Records
*** Begin section ***
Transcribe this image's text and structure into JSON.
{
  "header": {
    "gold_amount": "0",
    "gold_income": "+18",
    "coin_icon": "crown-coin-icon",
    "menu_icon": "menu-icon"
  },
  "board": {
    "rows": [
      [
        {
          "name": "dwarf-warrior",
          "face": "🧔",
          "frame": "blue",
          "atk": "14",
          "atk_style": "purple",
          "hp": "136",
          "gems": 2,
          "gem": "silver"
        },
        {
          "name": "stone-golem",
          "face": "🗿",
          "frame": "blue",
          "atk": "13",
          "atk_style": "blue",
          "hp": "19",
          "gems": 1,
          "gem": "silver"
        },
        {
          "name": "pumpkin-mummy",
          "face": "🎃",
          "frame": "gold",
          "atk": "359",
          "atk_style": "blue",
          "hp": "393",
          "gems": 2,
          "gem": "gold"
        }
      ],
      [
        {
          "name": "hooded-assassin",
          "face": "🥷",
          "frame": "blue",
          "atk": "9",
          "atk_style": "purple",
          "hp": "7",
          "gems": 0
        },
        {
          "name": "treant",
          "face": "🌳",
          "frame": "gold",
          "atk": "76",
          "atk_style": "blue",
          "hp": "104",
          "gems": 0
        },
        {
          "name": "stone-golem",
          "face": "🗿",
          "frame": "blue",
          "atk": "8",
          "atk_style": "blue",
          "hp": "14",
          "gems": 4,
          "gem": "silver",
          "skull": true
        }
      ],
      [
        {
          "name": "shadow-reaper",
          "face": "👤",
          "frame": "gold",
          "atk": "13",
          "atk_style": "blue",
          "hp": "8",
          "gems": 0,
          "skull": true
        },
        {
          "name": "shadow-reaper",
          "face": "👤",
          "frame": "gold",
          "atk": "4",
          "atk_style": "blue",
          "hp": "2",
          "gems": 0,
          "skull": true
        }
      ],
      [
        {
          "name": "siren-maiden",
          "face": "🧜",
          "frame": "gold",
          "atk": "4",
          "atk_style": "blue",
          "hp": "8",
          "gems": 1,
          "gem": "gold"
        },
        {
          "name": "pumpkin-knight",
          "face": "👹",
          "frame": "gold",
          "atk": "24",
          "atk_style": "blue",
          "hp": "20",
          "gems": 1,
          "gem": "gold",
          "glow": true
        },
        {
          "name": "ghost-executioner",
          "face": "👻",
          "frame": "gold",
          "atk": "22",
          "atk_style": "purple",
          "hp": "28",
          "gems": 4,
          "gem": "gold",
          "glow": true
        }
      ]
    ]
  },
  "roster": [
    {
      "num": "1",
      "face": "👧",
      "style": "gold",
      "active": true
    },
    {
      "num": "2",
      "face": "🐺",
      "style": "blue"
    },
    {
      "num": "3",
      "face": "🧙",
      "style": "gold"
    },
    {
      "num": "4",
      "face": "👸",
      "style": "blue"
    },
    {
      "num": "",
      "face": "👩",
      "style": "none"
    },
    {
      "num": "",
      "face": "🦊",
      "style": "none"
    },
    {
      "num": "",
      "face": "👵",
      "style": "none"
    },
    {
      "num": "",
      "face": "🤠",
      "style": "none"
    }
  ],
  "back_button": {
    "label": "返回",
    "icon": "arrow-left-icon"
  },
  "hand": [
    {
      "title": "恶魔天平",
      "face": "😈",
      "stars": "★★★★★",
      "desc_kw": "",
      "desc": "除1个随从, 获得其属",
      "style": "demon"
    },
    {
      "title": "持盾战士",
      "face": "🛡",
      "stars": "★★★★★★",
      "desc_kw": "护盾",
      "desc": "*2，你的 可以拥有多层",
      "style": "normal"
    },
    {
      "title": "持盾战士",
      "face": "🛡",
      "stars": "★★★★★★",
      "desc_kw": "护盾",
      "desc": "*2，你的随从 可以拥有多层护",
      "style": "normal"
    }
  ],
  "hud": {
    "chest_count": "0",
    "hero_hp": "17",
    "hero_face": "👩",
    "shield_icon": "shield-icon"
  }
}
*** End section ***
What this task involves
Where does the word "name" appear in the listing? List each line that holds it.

Problem solution
          "name": "dwarf-warrior",
          "name": "stone-golem",
          "name": "pumpkin-mummy",
          "name": "hooded-assassin",
          "name": "treant",
          "name": "stone-golem",
          "name": "shadow-reaper",
          "name": "shadow-reaper",
          "name": "siren-maiden",
          "name": "pumpkin-knight",
          "name": "ghost-executioner",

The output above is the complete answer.